Daniel Giraud Elliot, Pl. 43 Cheetah, Hunting Leopard, hand-colored lithograph, 1883
$8,200 this week only (list price $12,000). Offer expires 11-6-2017
Daniel Giraud Elliot, Pl. 43 Cheetah, Hunting Leopard, hand-colored lithograph, 1878–83
Acquire a superb hand-colored lithograph, Plate 43, Cheetah, Hunting Leopard, Cynailurus jubata, from Daniel Giraud Elliot's Monograph of Felidae (Family of Cats), available this week only at a special price.
In perfect condition, this first-edition lithograph has beautiful original color. Drawn by the celebrated zoological artist, Josef Wolf (1820–1899) and the lithographed by Joseph Smit, printed in London by M & N Hanhart, 23.5 x 18.5 inches.
$8,200 this week only (list price $12,000). Offer expires 11-6-17.

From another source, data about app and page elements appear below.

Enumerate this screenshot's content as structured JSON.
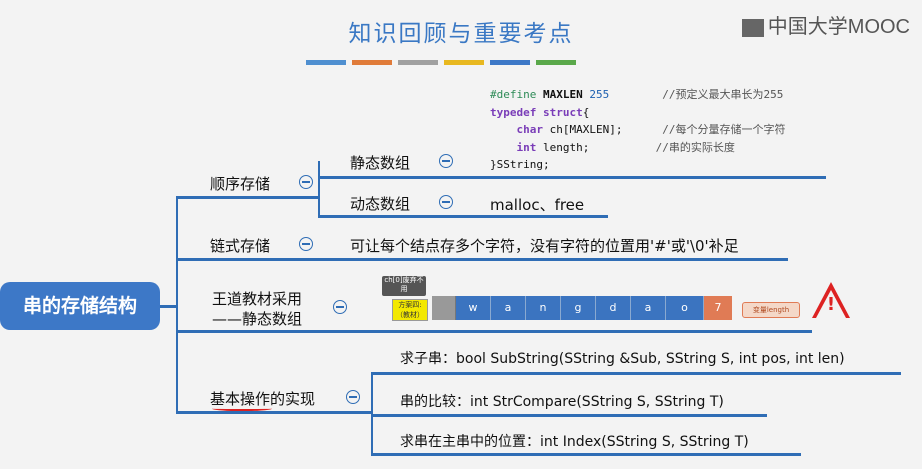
{
  "title": "知识回顾与重要考点",
  "logo": "中国大学MOOC",
  "stripe_colors": [
    "#4f8fd0",
    "#e07b39",
    "#a0a0a0",
    "#e8b820",
    "#3d78c7",
    "#5aa84a"
  ],
  "code": {
    "line1_kw": "#define",
    "line1_name": "MAXLEN",
    "line1_num": "255",
    "line1_comment": "//预定义最大串长为255",
    "line2_kw": "typedef struct",
    "line2_rest": "{",
    "line3_kw": "char",
    "line3_rest": "ch[MAXLEN];",
    "line3_comment": "//每个分量存储一个字符",
    "line4_kw": "int",
    "line4_rest": "length;",
    "line4_comment": "//串的实际长度",
    "line5": "}SString;"
  },
  "root": "串的存储结构",
  "branches": {
    "seq": "顺序存储",
    "static": "静态数组",
    "dynamic": "动态数组",
    "dynamic_desc": "malloc、free",
    "linked": "链式存储",
    "linked_desc": "可让每个结点存多个字符，没有字符的位置用'#'或'\\0'补足",
    "wangdao_1": "王道教材采用",
    "wangdao_2": "——静态数组",
    "ops": "基本操作的实现",
    "op1": "求子串：bool SubString(SString &Sub, SString S, int pos, int len)",
    "op2": "串的比较：int StrCompare(SString S, SString T)",
    "op3": "求串在主串中的位置：int Index(SString S, SString T)"
  },
  "array": {
    "note_ch0": "ch[0]废弃不用",
    "note_plan": "方案四:（教材）",
    "cells": [
      "w",
      "a",
      "n",
      "g",
      "d",
      "a",
      "o"
    ],
    "length": "7",
    "length_label": "变量length",
    "warning": "!"
  }
}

Elliot’s prints are among the rarest of all natural history works. Perhaps fewer than 75 folios were produced. A first edition, hand-colored collection of 43 lithographic plates, Elliot’s Family of Cats was published in London between 1878 and 1883. Family of Cats stands with Audubon’s Quadrupeds of North America as one of the finest works of nineteenth-century mammology.
Elliot's fascination with his subject matter is evident in the introduction to the Monograph of the Felidae, "The Felidae contain those Beasts of Prey which are the most perfect in organization, attractive in appearance, and terrible in destructive power...their lithe and agile forms are clothed in coats of brilliant colours, varied by fanciful markings of opposite hues: while their easy carriage and proverbial silent movements constitute, in their attractive grace, the very poetry of motion."

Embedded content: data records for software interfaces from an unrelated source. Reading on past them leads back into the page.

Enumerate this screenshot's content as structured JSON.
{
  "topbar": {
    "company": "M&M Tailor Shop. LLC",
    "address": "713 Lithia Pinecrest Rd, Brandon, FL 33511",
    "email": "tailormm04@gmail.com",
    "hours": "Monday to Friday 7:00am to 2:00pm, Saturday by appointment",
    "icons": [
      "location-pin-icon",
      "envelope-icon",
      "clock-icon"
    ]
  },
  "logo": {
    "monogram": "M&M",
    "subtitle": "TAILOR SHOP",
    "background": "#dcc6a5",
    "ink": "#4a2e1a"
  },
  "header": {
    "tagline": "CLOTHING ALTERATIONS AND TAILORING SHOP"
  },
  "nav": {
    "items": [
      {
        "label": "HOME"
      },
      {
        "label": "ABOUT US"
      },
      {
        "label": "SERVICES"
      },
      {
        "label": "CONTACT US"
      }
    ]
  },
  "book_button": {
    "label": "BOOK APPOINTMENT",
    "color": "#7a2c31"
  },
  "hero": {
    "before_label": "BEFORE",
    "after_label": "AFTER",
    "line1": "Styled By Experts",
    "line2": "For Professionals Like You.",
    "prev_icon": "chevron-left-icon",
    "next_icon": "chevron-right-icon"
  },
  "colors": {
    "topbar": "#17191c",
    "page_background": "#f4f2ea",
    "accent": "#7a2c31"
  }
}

Independently wealthy, Elliot spared no expense in the creation of his large-folio treatise and employed Joseph Wolf (1820–99) and Joseph Smit to illustrate these richly colored images depicting every species of cat. Born in New York City, Daniel Giraud Elliot (1835 – 1915) collected bird specimens in his youth, and later traveled extensively in Europe and Asia to pursue his interest in ornithology. An important figure in the nineteenth-century scientific community, he was a founder of the American Museum of Natural History in New York and co-founder of the American Ornithologists Union. He went on to become Curator of Zoology at Chicago’s Field Museum in 1884. During his career, Elliot also published lavish ornithological folios, including Monograph of the Paradiseidae, or Birds of Paradise (London, 1873), and Monograph of the Pittidae (New York, 1867).

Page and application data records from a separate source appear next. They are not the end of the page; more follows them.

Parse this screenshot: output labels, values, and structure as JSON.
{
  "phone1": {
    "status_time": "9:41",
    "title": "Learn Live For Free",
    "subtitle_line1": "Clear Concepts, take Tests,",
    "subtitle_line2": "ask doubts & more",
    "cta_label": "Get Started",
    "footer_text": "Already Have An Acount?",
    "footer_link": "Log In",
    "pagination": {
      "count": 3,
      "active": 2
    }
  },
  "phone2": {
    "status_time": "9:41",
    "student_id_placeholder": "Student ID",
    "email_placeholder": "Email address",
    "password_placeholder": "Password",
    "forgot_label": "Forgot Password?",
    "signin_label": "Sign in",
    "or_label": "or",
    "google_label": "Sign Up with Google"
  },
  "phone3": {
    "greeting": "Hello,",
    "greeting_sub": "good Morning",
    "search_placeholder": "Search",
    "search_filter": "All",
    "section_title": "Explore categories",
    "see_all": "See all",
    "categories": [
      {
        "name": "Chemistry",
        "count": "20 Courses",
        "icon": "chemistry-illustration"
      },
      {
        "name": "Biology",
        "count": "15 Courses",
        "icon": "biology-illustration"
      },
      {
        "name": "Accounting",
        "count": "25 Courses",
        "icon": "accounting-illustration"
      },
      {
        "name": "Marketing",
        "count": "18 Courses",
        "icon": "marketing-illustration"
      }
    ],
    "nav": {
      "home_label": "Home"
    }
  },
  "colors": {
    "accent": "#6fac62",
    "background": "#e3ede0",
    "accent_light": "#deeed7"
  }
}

For further information or to purchase, please call the gallery at 312-642-5300.